Noel and Anette recall the stressful experience when N’Simba first contracted malaria
N’Simba is a bright-eyed toddler growing up with his sister Mbangu and parents Noel and Anette in the village of Katenda, in the south of DRC. The country carries one of the heaviest malaria burdens in the world. During a follow-up visit at their home by healthcare workers from Katenda’s community health centre, Noel and Anette recall the stressful experience when N’Simba first contracted malaria.
N'Simba received artesunate rectal capsules
Noel remembers clearly the morning he woke up to find N’Simba burning with fever. “N’Simba started to vomit, the fever persisted, and he refused to be breast-fed,” said Noel. They rushed N’Simba to the community health centre by motorbike. Time was precious and N’Simba’s condition seemed to get worse with each passing minute. On arriving at the community health centre, the nurses quickly tended to N’Simba. After some initial tests, they administered a dose of artesunate rectal capsules and urged Noel and Anette to take N’Simba to the nearest general hospital 50 kilometres away.

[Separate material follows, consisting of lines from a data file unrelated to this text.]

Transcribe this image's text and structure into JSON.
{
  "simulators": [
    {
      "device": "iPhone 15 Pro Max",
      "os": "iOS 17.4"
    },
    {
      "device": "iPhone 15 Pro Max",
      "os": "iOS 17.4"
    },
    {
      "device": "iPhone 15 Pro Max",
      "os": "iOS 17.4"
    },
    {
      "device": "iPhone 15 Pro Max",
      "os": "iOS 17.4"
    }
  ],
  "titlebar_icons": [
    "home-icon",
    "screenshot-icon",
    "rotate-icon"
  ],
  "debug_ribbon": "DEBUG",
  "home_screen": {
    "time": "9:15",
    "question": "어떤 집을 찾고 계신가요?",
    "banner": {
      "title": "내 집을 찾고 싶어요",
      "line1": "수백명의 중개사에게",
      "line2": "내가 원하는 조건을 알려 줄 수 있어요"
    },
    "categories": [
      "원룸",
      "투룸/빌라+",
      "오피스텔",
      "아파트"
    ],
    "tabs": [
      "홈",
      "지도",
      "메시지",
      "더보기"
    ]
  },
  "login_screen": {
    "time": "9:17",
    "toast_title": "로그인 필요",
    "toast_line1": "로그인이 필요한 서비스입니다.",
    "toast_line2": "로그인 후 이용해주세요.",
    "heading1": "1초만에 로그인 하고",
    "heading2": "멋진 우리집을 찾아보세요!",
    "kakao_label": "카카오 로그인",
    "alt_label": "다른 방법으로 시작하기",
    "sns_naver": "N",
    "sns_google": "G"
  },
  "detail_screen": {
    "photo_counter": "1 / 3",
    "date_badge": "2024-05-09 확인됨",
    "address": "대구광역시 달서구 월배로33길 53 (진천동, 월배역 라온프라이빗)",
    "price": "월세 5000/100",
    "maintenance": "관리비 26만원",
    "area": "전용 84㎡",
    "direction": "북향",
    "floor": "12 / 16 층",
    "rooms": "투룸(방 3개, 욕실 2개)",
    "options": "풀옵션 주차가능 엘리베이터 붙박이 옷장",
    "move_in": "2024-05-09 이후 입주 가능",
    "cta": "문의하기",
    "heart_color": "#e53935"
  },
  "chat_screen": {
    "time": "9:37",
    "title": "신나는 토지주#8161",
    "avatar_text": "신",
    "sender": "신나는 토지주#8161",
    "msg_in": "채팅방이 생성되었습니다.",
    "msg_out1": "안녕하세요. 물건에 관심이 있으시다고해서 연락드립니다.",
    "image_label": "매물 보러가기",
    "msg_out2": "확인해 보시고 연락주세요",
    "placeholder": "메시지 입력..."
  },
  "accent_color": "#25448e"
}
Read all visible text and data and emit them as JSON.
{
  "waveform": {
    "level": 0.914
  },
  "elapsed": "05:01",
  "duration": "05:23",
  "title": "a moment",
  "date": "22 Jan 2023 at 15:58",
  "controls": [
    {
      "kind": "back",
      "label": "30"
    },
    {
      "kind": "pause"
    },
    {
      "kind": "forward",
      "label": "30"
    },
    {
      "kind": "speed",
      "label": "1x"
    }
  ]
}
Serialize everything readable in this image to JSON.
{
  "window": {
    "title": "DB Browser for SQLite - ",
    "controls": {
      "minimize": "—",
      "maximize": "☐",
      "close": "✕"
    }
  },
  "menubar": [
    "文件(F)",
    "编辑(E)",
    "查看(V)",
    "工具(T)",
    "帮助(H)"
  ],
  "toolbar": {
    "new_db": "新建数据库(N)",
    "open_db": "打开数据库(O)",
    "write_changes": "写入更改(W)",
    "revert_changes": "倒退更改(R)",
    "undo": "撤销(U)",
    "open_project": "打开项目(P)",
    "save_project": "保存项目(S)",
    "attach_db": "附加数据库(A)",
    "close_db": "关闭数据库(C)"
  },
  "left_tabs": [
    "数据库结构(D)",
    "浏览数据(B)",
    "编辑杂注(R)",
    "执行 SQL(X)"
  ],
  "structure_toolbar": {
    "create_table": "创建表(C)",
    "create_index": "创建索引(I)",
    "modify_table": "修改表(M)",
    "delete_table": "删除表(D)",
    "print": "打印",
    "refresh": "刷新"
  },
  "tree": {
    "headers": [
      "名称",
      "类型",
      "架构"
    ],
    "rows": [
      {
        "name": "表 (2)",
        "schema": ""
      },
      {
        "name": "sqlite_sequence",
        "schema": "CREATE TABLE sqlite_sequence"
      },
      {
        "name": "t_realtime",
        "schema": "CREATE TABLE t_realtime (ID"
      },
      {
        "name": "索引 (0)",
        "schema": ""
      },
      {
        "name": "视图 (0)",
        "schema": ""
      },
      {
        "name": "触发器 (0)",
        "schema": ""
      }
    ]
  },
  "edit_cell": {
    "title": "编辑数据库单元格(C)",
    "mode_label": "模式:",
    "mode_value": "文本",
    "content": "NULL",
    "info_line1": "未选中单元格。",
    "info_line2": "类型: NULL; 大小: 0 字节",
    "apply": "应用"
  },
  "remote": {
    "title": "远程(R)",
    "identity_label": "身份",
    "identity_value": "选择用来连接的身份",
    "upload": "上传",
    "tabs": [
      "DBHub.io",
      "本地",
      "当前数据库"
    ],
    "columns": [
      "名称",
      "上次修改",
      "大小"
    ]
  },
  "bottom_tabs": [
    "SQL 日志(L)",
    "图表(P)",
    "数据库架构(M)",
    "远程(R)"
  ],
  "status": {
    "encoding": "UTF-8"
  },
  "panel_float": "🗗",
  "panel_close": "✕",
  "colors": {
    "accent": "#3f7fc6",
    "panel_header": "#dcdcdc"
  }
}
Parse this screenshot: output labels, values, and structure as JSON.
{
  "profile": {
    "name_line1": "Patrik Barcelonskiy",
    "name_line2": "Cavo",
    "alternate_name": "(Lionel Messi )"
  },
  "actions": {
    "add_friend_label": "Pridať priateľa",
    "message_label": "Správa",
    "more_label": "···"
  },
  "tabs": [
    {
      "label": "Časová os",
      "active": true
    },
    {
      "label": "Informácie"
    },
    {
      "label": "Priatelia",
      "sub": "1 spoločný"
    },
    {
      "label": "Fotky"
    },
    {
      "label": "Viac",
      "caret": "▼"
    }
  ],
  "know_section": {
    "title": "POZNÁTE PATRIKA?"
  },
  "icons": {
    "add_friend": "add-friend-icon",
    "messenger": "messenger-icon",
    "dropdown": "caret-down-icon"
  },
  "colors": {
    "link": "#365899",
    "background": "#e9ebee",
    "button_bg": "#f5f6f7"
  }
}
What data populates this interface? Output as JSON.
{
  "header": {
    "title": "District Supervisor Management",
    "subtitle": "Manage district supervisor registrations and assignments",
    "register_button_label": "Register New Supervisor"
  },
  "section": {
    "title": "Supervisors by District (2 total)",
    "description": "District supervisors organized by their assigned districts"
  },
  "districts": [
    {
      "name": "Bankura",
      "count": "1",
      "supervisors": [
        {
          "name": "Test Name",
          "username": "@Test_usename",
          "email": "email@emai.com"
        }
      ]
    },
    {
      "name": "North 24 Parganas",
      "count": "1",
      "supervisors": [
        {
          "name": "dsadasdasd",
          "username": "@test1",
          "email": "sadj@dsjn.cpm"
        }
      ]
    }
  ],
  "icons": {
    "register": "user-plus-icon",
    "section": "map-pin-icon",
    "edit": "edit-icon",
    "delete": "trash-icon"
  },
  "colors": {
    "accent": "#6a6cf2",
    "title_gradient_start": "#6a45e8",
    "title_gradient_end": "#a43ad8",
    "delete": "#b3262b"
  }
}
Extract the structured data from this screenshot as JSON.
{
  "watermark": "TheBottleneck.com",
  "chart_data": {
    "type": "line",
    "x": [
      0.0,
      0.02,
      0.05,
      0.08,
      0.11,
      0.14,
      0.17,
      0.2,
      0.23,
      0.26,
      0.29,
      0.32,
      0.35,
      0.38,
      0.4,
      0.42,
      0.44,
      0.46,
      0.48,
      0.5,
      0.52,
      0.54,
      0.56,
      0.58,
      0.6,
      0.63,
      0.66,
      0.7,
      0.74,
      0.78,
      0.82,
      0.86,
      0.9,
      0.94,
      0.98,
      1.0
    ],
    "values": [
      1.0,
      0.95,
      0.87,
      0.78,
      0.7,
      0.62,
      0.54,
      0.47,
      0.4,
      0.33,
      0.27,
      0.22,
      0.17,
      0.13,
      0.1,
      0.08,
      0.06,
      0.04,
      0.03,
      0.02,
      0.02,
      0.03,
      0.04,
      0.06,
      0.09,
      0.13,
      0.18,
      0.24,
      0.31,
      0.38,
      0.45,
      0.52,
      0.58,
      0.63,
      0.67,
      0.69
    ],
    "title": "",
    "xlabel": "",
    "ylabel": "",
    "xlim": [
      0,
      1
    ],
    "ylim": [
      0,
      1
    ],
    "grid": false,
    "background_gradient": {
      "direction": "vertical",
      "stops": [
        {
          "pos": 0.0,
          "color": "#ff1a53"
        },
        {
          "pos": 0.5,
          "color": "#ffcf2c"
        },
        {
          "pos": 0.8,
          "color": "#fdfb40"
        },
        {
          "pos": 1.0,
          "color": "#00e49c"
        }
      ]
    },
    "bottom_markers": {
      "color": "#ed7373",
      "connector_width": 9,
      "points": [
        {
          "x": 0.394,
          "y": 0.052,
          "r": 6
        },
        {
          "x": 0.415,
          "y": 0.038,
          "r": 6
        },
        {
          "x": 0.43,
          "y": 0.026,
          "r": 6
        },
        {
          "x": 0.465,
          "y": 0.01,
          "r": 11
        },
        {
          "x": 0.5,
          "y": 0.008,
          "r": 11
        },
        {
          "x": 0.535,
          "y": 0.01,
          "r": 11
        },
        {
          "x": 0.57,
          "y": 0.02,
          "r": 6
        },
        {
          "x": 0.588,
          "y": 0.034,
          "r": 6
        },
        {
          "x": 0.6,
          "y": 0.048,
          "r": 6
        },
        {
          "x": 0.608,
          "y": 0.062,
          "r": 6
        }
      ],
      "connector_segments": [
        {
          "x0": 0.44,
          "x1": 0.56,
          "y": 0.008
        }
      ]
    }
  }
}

Noel and Anette drove him to the hospital by motorbike
With no public transport and a poorly constructed road, the only option for Noel and Anette was to drive N’Simba to hospital by motorbike. On the way, Anette noticed that N’Simba’s fever was starting to drop. Soon after, he even wanted to be fed. “I stopped my bike in the middle of forestland and Anette was able to breastfeed N’Simba,” said Noel. “We were relieved! This was a good sign already.”
Artesunate rectal capsules buy time to access full treatment for severe malaria
After the long ride, they arrived at the hospital, where the doctor applauded the quick reaction on the part of N’Simba’s parents and the nurses at the health centre. N’Simba was prescribed injectable artesunate and ACT to ensure a complete recovery. In remote parts of DRC where small villages do not have fully functional hospitals, initiatives like Community Access to Rectal Artesunate for Malaria (CARAMAL) play an important role in helping people access artesunate rectal capsules and therefore buy time to access full treatment for severe malaria.
Anette concluded by saying, “I really appreciate the efficiency with which my son was treated, and I am also impressed by the routine follow-up checks done through the initiative to ensure that N’Simba completely recovered.”
Source : Diaka T Jules/Alain Mugoto, CARAMAL project